What is the number of lines in the entries that include the word "source"? Respond with the number only.

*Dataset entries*
_ _ _ _ _ _ _

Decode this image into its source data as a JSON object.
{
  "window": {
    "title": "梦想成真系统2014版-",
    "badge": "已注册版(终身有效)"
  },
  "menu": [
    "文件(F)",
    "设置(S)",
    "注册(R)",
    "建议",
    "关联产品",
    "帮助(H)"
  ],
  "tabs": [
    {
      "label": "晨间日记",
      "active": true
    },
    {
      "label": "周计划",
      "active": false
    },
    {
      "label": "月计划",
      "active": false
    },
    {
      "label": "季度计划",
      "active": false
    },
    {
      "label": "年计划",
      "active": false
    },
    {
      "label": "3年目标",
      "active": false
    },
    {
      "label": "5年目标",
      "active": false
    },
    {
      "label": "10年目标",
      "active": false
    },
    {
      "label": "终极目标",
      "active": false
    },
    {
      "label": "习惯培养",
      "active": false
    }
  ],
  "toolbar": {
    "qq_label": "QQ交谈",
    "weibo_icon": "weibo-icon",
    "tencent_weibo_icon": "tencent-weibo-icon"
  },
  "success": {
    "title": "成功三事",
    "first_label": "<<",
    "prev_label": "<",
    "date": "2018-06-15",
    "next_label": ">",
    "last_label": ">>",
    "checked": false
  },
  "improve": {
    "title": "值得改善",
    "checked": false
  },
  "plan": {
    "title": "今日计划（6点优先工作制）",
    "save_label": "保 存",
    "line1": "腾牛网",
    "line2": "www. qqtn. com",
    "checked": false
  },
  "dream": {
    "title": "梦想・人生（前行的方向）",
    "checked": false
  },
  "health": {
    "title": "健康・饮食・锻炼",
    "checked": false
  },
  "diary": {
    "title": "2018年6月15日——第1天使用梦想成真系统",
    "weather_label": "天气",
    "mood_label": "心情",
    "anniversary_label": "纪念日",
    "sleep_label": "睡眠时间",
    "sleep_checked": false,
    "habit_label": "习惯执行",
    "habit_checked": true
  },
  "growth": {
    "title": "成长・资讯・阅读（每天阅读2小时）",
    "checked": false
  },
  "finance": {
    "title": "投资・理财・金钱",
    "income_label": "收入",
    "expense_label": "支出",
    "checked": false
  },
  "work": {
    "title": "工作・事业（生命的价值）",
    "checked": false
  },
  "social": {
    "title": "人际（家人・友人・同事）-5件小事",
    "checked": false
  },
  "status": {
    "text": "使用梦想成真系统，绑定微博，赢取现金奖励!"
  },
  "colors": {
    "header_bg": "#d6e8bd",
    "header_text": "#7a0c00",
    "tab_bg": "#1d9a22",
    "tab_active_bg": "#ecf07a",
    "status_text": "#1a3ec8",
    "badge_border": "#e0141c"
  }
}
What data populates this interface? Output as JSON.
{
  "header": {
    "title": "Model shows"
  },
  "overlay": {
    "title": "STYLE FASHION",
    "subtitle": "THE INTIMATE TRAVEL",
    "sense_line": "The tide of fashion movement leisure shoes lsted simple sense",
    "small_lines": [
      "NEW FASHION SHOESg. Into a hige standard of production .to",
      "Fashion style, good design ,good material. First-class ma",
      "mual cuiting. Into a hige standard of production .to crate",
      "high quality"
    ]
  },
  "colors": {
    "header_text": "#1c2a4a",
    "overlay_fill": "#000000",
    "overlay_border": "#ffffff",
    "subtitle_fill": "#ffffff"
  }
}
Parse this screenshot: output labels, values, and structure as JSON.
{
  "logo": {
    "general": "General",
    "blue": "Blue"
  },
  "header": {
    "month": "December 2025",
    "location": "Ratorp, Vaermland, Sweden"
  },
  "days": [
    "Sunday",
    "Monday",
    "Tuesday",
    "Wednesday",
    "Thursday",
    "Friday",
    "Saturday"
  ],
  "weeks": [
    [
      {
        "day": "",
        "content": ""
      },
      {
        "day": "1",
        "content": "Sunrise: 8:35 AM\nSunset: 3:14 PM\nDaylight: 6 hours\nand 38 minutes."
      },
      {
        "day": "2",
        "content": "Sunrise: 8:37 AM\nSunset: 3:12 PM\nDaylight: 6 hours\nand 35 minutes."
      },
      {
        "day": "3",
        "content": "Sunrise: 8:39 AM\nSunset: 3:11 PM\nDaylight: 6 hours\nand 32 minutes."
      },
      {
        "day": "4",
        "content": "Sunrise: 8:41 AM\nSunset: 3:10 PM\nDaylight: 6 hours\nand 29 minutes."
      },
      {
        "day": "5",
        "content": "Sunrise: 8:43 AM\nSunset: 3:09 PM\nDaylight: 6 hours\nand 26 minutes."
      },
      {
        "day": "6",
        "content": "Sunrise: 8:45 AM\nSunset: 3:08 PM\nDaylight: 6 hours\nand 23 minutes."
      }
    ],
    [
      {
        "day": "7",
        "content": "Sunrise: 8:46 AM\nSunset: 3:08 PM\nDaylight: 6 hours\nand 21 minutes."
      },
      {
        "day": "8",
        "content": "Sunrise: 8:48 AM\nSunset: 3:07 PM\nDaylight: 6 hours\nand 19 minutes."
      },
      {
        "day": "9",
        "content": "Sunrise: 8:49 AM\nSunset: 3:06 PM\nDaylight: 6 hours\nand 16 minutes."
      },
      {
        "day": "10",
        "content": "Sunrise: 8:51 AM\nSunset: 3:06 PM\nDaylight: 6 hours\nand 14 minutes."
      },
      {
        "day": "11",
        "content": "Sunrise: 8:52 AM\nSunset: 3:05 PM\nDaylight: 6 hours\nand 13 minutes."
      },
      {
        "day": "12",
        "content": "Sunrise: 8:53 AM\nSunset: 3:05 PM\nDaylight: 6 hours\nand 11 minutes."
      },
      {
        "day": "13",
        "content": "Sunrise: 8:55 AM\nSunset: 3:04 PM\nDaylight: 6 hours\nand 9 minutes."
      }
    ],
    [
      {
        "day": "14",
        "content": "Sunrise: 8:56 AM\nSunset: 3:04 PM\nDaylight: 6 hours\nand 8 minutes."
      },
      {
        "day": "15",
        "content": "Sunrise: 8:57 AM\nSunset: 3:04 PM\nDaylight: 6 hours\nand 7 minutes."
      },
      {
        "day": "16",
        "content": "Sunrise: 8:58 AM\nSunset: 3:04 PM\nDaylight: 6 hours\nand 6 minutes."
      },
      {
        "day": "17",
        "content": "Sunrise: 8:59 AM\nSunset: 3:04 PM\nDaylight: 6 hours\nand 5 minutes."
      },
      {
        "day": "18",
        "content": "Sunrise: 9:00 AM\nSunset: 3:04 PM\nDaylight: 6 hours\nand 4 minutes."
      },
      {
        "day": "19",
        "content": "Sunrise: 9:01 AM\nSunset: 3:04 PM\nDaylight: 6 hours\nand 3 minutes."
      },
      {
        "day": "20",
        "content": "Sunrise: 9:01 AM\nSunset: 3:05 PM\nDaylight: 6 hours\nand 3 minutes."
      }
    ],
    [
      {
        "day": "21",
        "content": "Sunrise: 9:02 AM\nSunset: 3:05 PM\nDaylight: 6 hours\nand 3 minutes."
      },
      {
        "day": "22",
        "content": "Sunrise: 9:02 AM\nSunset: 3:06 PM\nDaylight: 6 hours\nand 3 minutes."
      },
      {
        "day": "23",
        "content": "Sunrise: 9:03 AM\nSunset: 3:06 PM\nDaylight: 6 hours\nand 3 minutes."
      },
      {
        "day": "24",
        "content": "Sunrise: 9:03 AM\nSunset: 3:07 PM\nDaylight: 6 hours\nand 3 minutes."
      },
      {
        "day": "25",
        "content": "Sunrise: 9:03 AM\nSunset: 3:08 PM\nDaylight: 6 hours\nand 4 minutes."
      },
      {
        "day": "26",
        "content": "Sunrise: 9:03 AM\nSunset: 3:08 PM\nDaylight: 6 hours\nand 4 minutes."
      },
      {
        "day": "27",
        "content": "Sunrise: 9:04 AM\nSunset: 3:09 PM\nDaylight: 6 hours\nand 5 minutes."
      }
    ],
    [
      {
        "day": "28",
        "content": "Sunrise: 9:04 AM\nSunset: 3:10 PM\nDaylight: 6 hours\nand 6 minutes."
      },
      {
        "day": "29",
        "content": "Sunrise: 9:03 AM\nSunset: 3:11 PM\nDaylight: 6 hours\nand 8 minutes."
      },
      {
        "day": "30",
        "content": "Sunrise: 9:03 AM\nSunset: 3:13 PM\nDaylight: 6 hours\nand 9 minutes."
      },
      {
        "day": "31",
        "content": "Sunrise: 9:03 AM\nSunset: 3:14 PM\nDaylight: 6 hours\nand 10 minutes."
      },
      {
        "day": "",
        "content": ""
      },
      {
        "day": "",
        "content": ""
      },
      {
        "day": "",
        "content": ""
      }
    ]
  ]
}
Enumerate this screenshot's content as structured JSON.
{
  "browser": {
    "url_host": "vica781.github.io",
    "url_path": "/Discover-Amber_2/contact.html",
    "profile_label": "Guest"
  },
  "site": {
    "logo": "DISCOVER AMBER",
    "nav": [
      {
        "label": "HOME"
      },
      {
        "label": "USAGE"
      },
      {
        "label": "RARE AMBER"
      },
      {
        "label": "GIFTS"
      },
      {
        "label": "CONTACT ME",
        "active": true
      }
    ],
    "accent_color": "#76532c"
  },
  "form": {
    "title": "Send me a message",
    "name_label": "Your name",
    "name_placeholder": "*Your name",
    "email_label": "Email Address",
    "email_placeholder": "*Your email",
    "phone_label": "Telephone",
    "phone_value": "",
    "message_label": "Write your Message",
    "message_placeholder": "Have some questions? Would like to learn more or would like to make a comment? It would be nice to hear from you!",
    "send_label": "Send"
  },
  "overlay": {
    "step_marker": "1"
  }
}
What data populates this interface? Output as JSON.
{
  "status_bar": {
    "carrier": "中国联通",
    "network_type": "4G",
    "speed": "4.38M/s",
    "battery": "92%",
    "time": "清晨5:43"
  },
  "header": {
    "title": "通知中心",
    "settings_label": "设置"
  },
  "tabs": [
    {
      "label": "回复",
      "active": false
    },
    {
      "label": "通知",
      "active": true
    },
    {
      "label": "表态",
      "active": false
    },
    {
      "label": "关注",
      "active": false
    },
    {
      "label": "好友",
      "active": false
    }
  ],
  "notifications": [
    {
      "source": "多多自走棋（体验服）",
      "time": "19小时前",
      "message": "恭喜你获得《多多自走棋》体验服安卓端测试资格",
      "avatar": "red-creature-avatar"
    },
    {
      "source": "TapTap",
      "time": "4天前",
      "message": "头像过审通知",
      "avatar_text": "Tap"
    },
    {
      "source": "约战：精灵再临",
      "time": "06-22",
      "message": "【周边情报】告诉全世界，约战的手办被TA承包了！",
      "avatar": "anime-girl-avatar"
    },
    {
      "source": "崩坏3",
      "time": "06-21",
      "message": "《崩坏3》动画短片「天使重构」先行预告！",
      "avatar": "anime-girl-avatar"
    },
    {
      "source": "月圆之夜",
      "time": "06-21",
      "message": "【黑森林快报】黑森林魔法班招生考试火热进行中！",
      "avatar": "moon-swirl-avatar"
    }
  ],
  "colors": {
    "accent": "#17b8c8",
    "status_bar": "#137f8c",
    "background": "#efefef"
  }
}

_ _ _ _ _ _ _

*TASK RESPONSE*
6